Work item ::
In the listing below, look for "empresa" and copy every line that has it.

=== Section Start ===

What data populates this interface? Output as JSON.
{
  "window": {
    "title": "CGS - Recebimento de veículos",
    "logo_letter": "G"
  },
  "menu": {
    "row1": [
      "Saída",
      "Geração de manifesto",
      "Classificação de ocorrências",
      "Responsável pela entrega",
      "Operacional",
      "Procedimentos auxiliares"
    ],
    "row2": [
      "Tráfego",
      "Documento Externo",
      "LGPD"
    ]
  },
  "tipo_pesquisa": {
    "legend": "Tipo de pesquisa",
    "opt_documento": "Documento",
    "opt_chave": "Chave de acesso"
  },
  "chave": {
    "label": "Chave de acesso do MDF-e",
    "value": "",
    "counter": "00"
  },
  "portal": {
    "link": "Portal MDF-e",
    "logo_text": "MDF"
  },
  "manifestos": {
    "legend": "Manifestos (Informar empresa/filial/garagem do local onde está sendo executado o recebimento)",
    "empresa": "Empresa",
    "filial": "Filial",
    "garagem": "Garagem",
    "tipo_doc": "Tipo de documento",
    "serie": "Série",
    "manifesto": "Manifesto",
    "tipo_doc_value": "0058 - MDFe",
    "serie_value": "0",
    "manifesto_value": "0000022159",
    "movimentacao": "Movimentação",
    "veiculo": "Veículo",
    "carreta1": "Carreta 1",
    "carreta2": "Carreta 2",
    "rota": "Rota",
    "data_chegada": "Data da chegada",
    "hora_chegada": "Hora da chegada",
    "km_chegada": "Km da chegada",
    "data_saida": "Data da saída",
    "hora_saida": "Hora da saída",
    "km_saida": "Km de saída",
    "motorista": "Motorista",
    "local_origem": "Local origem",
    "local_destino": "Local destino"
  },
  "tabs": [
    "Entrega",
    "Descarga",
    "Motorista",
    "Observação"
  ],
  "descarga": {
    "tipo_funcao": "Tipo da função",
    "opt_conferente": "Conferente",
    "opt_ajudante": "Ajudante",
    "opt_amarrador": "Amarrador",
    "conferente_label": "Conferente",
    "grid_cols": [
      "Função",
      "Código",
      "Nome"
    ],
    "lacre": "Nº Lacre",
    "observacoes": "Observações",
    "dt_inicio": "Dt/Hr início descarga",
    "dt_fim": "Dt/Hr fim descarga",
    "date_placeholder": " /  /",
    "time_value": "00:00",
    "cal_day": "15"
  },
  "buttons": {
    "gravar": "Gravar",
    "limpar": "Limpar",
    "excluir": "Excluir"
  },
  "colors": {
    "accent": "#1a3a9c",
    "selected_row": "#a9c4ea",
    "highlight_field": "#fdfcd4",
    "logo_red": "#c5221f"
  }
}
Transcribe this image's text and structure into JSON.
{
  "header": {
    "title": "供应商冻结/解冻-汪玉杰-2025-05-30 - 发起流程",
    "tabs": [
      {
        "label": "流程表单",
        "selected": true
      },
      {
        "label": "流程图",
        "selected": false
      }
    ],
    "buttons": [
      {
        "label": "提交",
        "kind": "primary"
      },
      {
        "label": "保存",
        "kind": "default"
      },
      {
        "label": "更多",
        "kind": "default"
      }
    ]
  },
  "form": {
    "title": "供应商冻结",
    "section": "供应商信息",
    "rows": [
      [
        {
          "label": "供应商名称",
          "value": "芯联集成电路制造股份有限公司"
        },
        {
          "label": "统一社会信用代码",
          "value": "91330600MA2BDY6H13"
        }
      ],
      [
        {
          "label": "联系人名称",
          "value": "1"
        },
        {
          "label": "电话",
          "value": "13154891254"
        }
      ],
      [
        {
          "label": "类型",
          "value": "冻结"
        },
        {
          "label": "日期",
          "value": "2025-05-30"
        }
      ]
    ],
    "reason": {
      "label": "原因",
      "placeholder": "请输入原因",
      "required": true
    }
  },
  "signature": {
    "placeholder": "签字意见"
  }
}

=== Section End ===

Result of this exercise ::
    "legend": "Manifestos (Informar empresa/filial/garagem do local onde está sendo executado o recebimento)",
    "empresa": "Empresa",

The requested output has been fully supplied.